#4

For a good guidance
use www.crockford.com
for instance
http://javascript.crockford.com/code.html
http://javascript.crockford.com/survey.html
or
= http://stackoverflow.com/questions/444080/do-you-recommend-using-semicolons-after-every-statement-in-javascript

Reference

google search
== the Book ==
javascript [your question] site:developer.mozilla.org
javascript variable site:developer.mozilla.org
https://developer.mozilla.org/en-US/docs/Web/JavaScript/Reference/Statements/var
https://developer.mozilla.org/en-US/docs/Web/JavaScript/Guide/Values,_variables,_and_literals
javascript return statement site:developer.mozilla.org
https://developer.mozilla.org/en-US/docs/Web/JavaScript/Reference/Statements/return

== discussions / opinions ==
javascript [your question] site:stackoverflow.com
javascript return statement site:stackoverflow.com
= http://stackoverflow.com/questions/3717420/is-there-a-benefit-to-using-a-return-statement-that-returns-nothing
= http://stackoverflow.com/questions/22134753/return-statement-in-javascript

== guidance ==
www.crockford.com
http://javascript.crockford.com/code.html
http://javascript.crockford.com/survey.html


#5

Variables can be defined without being declared.

x = 5;

However, regardless where it is defined, in a function or not, it is hoisted to the top of global scope.

function foo(){
    x *= x;
    y = 1 / x;
}
console.log(x); // 25
console.log(y); // 0.04

We defined x in global scope, and can access it from inside the function.
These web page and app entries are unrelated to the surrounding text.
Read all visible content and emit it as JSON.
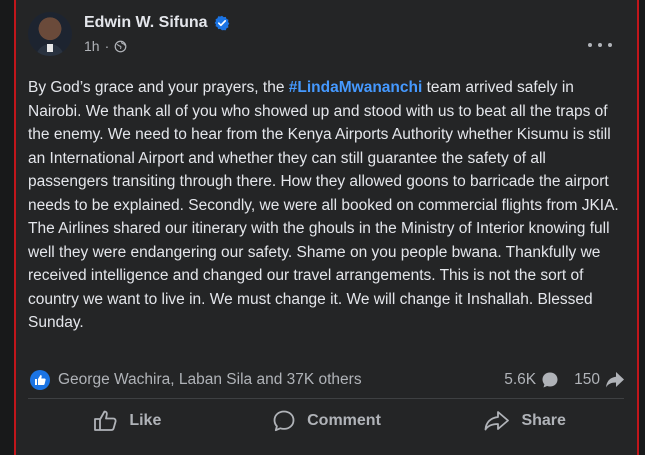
{
  "post": {
    "author": "Edwin W. Sifuna",
    "time": "1h",
    "separator": "·",
    "text_before_hashtag": "By God’s grace and your prayers, the ",
    "hashtag": "#LindaMwananchi",
    "text_after_hashtag": " team arrived safely in Nairobi. We thank all of you who showed up and stood with us to beat all the traps of the enemy. We need to hear from the Kenya Airports Authority whether Kisumu is still an International Airport and whether they can still guarantee the safety of all passengers transiting through there. How they allowed goons to barricade the airport needs to be explained. Secondly, we were all booked on commercial flights from JKIA. The Airlines shared our itinerary with the ghouls in the Ministry of Interior knowing full well they were endangering our safety. Shame on you people bwana. Thankfully we received intelligence and changed our travel arrangements. This is not the sort of country we want to live in. We must change it.  We will change it Inshallah. Blessed Sunday."
  },
  "engagement": {
    "reactors": "George Wachira, Laban Sila and 37K others",
    "comments_count": "5.6K",
    "shares_count": "150"
  },
  "actions": {
    "like": "Like",
    "comment": "Comment",
    "share": "Share"
  },
  "colors": {
    "background": "#242526",
    "text": "#e4e6eb",
    "muted": "#b0b3b8",
    "accent": "#4599ff",
    "like_blue": "#1b74e4"
  },
  "icons": [
    "verified-badge-icon",
    "globe-icon",
    "more-options-icon",
    "like-reaction-icon",
    "comment-count-icon",
    "share-count-icon",
    "like-icon",
    "comment-icon",
    "share-icon"
  ]
}
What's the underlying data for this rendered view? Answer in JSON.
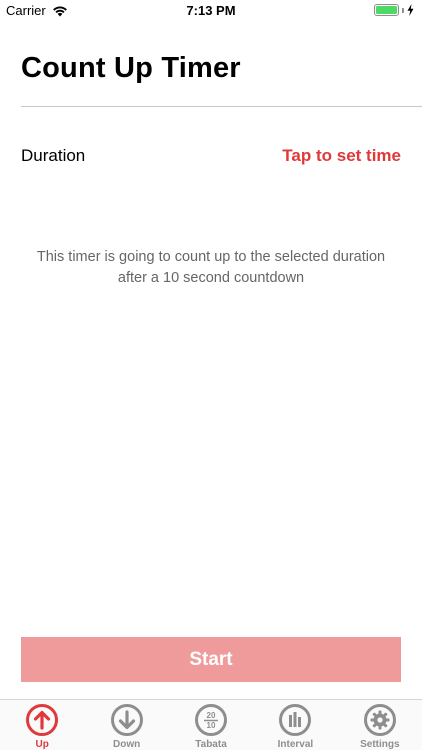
{
  "status_bar": {
    "carrier": "Carrier",
    "time": "7:13 PM",
    "battery_level": 1.0
  },
  "header": {
    "title": "Count Up Timer"
  },
  "duration": {
    "label": "Duration",
    "action": "Tap to set time"
  },
  "description": "This timer is going to count up to the selected duration after a 10 second countdown",
  "start_button": {
    "label": "Start"
  },
  "tabs": [
    {
      "label": "Up",
      "icon": "arrow-up-circle-icon",
      "active": true
    },
    {
      "label": "Down",
      "icon": "arrow-down-circle-icon",
      "active": false
    },
    {
      "label": "Tabata",
      "icon": "tabata-20-10-icon",
      "active": false,
      "icon_text_top": "20",
      "icon_text_bottom": "10"
    },
    {
      "label": "Interval",
      "icon": "interval-bars-icon",
      "active": false
    },
    {
      "label": "Settings",
      "icon": "gear-icon",
      "active": false
    }
  ],
  "colors": {
    "accent": "#e0393b",
    "start_button": "#f09b9b",
    "inactive": "#8e8e8e"
  }
}
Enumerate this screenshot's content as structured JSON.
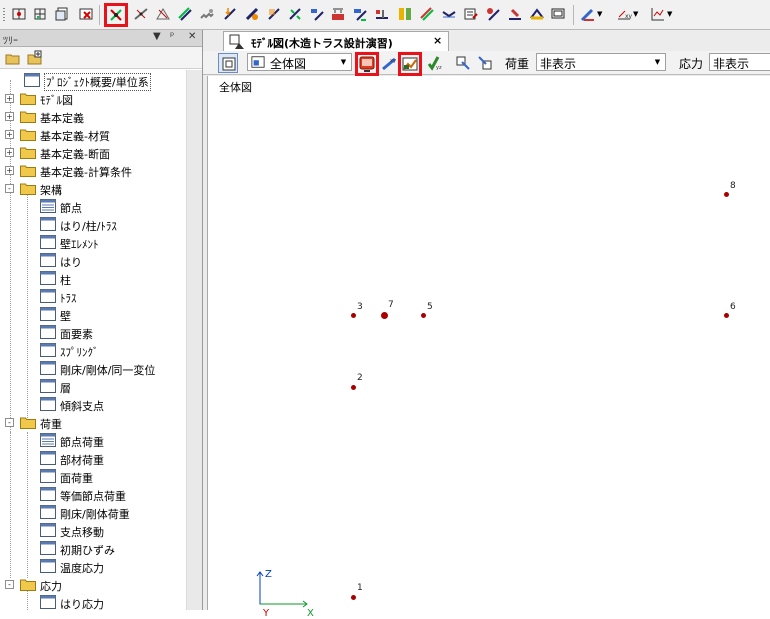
{
  "colors": {
    "highlight": "#e8121b",
    "node": "#a80000",
    "axis_x": "#009e00",
    "axis_y": "#e00000",
    "axis_z": "#0040c0"
  },
  "toolbar": {
    "buttons": [
      "node-frame-icon",
      "grid-icon",
      "grid-view-icon",
      "delete-grid-icon",
      "node-select-icon",
      "beam-icon",
      "truss-icon",
      "support-icon",
      "spring-icon",
      "load-icon",
      "member-load-icon",
      "distributed-load-icon",
      "moment-icon",
      "support-move-icon",
      "settlement-icon",
      "section-icon",
      "brace-icon",
      "member-check-icon",
      "plate-icon",
      "connection-icon",
      "surface-icon",
      "view-icon",
      "floor-icon",
      "wall-icon",
      "panel-icon"
    ],
    "dropdowns": [
      "paint-icon",
      "measure-icon",
      "chart-icon"
    ]
  },
  "tree": {
    "title": "ﾂﾘｰ",
    "items": [
      {
        "label": "ﾌﾟﾛｼﾞｪｸﾄ概要/単位系",
        "level": 1,
        "icon": "doc",
        "selected": true
      },
      {
        "label": "ﾓﾃﾞﾙ図",
        "level": 0,
        "icon": "folder",
        "expand": "+"
      },
      {
        "label": "基本定義",
        "level": 0,
        "icon": "folder",
        "expand": "+"
      },
      {
        "label": "基本定義-材質",
        "level": 0,
        "icon": "folder",
        "expand": "+"
      },
      {
        "label": "基本定義-断面",
        "level": 0,
        "icon": "folder",
        "expand": "+"
      },
      {
        "label": "基本定義-計算条件",
        "level": 0,
        "icon": "folder",
        "expand": "+"
      },
      {
        "label": "架構",
        "level": 0,
        "icon": "folder",
        "expand": "-"
      },
      {
        "label": "節点",
        "level": 1,
        "icon": "doc-lines"
      },
      {
        "label": "はり/柱/ﾄﾗｽ",
        "level": 1,
        "icon": "doc"
      },
      {
        "label": "壁ｴﾚﾒﾝﾄ",
        "level": 1,
        "icon": "doc"
      },
      {
        "label": "はり",
        "level": 1,
        "icon": "doc"
      },
      {
        "label": "柱",
        "level": 1,
        "icon": "doc"
      },
      {
        "label": "ﾄﾗｽ",
        "level": 1,
        "icon": "doc"
      },
      {
        "label": "壁",
        "level": 1,
        "icon": "doc"
      },
      {
        "label": "面要素",
        "level": 1,
        "icon": "doc"
      },
      {
        "label": "ｽﾌﾟﾘﾝｸﾞ",
        "level": 1,
        "icon": "doc"
      },
      {
        "label": "剛床/剛体/同一変位",
        "level": 1,
        "icon": "doc"
      },
      {
        "label": "層",
        "level": 1,
        "icon": "doc"
      },
      {
        "label": "傾斜支点",
        "level": 1,
        "icon": "doc"
      },
      {
        "label": "荷重",
        "level": 0,
        "icon": "folder",
        "expand": "-"
      },
      {
        "label": "節点荷重",
        "level": 1,
        "icon": "doc-lines"
      },
      {
        "label": "部材荷重",
        "level": 1,
        "icon": "doc"
      },
      {
        "label": "面荷重",
        "level": 1,
        "icon": "doc"
      },
      {
        "label": "等価節点荷重",
        "level": 1,
        "icon": "doc"
      },
      {
        "label": "剛床/剛体荷重",
        "level": 1,
        "icon": "doc"
      },
      {
        "label": "支点移動",
        "level": 1,
        "icon": "doc"
      },
      {
        "label": "初期ひずみ",
        "level": 1,
        "icon": "doc"
      },
      {
        "label": "温度応力",
        "level": 1,
        "icon": "doc"
      },
      {
        "label": "応力",
        "level": 0,
        "icon": "folder",
        "expand": "-"
      },
      {
        "label": "はり応力",
        "level": 1,
        "icon": "doc"
      }
    ]
  },
  "tab": {
    "label": "ﾓﾃﾞﾙ図(木造トラス設計演習)",
    "close": "×"
  },
  "view_toolbar": {
    "view_combo": "全体図",
    "load_label": "荷重",
    "load_combo": "非表示",
    "stress_label": "応力",
    "stress_combo": "非表示"
  },
  "canvas": {
    "caption": "全体図",
    "nodes": [
      {
        "id": "1"
      },
      {
        "id": "2"
      },
      {
        "id": "3"
      },
      {
        "id": "5"
      },
      {
        "id": "6"
      },
      {
        "id": "7"
      },
      {
        "id": "8"
      }
    ],
    "axis": {
      "z": "Z",
      "x": "X",
      "y": "Y"
    }
  }
}
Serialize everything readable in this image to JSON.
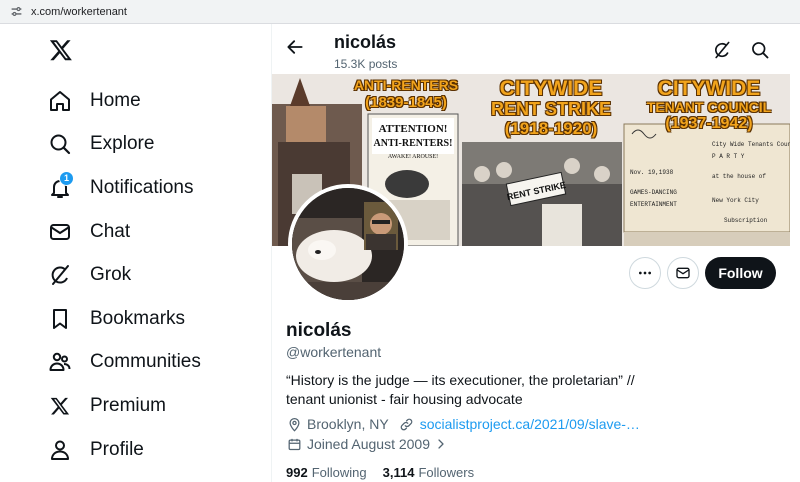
{
  "browser": {
    "url": "x.com/workertenant"
  },
  "sidebar": {
    "items": [
      {
        "label": "Home",
        "icon": "home-icon"
      },
      {
        "label": "Explore",
        "icon": "search-icon"
      },
      {
        "label": "Notifications",
        "icon": "bell-icon",
        "badge": "1"
      },
      {
        "label": "Chat",
        "icon": "mail-icon"
      },
      {
        "label": "Grok",
        "icon": "grok-icon"
      },
      {
        "label": "Bookmarks",
        "icon": "bookmark-icon"
      },
      {
        "label": "Communities",
        "icon": "communities-icon"
      },
      {
        "label": "Premium",
        "icon": "x-logo-icon"
      },
      {
        "label": "Profile",
        "icon": "person-icon"
      }
    ]
  },
  "header": {
    "name": "nicolás",
    "posts": "15.3K posts"
  },
  "banner": {
    "h1": "ANTI-RENTERS",
    "h1_years": "(1839-1845)",
    "h2": "CITYWIDE",
    "h2_sub": "RENT STRIKE",
    "h2_years": "(1918-1920)",
    "h3": "CITYWIDE",
    "h3_sub": "TENANT COUNCIL",
    "h3_years": "(1937-1942)"
  },
  "actions": {
    "follow": "Follow"
  },
  "profile": {
    "display_name": "nicolás",
    "handle": "@workertenant",
    "bio": "“History is the judge — its executioner, the proletarian” // tenant unionist - fair housing advocate",
    "location": "Brooklyn, NY",
    "website": "socialistproject.ca/2021/09/slave-…",
    "joined": "Joined August 2009",
    "following_count": "992",
    "following_label": "Following",
    "followers_count": "3,114",
    "followers_label": "Followers"
  },
  "colors": {
    "accent": "#1d9bf0",
    "text": "#0f1419",
    "muted": "#536471",
    "banner_title": "#f2a41c"
  }
}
We defined y in local scope, but since it is not declared, it is hoisted to the top of global scope, alongside x. This is why we can access both variables from outside of the function.

You will learn that this is not a good practice, but for now in the safe environs of the course IDE we can forego best practices and try it out for as long as it takes to learn it.

Intuitively we both agree. The practice of not declaring variables should not be allowed but JS allows it. Chalk it up to the nature of the language and set your sights on best practices, namely that of declaring variables in the scope where they are needed, and not above. The less we declare in global scope the better it is for all..


#6

I'm sorry I didn't see these responses sooner - for some reason I didn't get notifications after my first reply.

Thank you both for your additional input, I'll definitely be using the sites/pages @leonhard_wettengmx_n suggested and @mtf, that really clears up a lot of stuff I was thinking about, thanks again.

Ultimately I probably just need to get through the simpler exercises until I am comfortable enough with the language to understand more nuanced things.